Writing fiction is another great way to process emotions and give meaning to life’s events. Fiction allows us to explore things to the extreme in ways we could never do in real life! What would it be like to just leave our problems and responsibilities behind? To become someone else and live a completely different life? What would work and what would surprise us?
Fiction can show us all this and more.
When my wife and I experienced miscarriage, I wrote a story about a couple going through the same thing. The characters in the story are not my wife and I, and what happens to them is different, but the emotional experience is the same. This gave me a chance to express my feelings from a safe and manageable distance, as well as create a story that communicated an understanding of the experience to others.
Both were helpful for me as I dealt with what had happened. Later I submitted the story to a competition, where it won third prize, and was published in The Northern Advocate.
Fiction can also allow us to escape from reality for a while and enjoy experiences limited only by our minds, not our bodies. Fantasy, romance, comedy and adventure stories are all great examples of this. Each one generates a different emotional response – much like different styles of music.
Anyone can do it!
Writing or keeping a journal can be rewarding emotionally, artistically, and therapeutically.
- It is easy to do and costs very little.
- A pen and paper, or use of an old computer, are all you’ll need to record your thoughts.
- Writing can be achieved despite any physical disability – Jean-Dominique Bauby wrote his bestselling book The Diving Bell and the Butterfly by blinking his left eye to spell out letters of the alphabet, belying his total paralysis following a stroke.

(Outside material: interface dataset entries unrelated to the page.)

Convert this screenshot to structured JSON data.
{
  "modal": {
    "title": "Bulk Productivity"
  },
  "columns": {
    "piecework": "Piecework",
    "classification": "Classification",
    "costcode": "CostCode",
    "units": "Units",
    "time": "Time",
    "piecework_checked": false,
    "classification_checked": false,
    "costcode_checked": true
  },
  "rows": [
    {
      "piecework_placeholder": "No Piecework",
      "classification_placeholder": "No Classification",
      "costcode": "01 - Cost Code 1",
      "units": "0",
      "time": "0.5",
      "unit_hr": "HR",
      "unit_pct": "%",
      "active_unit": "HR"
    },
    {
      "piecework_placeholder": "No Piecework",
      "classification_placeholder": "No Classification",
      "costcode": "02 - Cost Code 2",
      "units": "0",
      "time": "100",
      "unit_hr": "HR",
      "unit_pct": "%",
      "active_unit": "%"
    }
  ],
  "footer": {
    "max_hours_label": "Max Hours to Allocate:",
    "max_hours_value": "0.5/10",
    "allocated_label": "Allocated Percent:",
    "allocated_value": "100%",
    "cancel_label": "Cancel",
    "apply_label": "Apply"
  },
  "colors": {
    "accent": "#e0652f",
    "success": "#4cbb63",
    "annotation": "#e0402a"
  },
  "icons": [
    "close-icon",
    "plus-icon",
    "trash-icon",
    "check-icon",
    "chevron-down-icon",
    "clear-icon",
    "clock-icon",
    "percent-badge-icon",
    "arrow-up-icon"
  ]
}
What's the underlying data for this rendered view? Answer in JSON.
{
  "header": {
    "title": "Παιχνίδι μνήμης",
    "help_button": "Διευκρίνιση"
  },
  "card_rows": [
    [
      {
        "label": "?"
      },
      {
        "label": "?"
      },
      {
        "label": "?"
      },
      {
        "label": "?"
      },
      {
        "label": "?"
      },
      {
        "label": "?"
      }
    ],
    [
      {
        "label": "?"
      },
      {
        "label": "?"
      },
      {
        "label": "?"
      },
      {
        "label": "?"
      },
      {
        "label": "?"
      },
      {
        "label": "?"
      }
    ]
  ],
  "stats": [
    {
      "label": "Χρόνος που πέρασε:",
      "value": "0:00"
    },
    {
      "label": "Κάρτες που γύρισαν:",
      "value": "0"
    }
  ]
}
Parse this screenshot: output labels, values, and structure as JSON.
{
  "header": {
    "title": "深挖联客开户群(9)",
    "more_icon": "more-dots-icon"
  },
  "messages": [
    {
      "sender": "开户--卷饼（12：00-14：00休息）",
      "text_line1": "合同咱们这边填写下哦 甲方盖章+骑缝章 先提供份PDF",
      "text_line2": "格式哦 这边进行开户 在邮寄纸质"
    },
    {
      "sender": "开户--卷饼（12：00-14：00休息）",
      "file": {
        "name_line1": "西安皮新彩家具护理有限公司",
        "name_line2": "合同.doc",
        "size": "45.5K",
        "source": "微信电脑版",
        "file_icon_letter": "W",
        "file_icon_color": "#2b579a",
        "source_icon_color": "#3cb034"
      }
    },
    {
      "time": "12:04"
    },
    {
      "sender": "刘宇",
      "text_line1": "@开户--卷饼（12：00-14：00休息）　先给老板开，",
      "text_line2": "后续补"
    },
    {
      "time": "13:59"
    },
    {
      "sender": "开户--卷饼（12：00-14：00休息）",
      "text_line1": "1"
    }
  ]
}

- One of the best ways to get into writing as a therapeutic tool is to keep a journal.
- The benefits of keeping a journal are proclaimed by counsellors, motivational experts… even Oprah!
- Writing in a journal can help you express thoughts and emotions free of guilt or stressful consequences.
- You can write down the things you wouldn’t dare say, and might barely dare to think!
- You can rant, rave, and complain without hurting the people you care about.
- You can also list and appreciate the good things in your life.
- In a journal, you can organise your thoughts and work through how you really feel about what’s going on.
- Often, once the top layer of emotion has been expressed (anger, for instance), other important things come to the surface.
As with most things, the key to writing is to “just do it”. Sounds simple, right? If you’re wondering how to make a start, here are suggestions that work for me:
- Read a lot – see how the experts do it. What works? What doesn’t? Write first – think about whether to let anyone read it later.
- Check out books about writing from your local library.
- Explore something completely out of the ordinary in your writing.
- Choose something at random from a newspaper or dictionary and write about it.
- Write about a significant moment, event, or person in your life.
Darian Smith is a field worker for Muscular Dystrophy Northern. His fiction has been published in newspapers and journals, and his story Banshee was a finalist in the 2009 Sir Julius Vogel Awards. To inquire about Darian’s writing and storytelling workshops, phone (09) 415 5682 or email firstname.lastname@example.org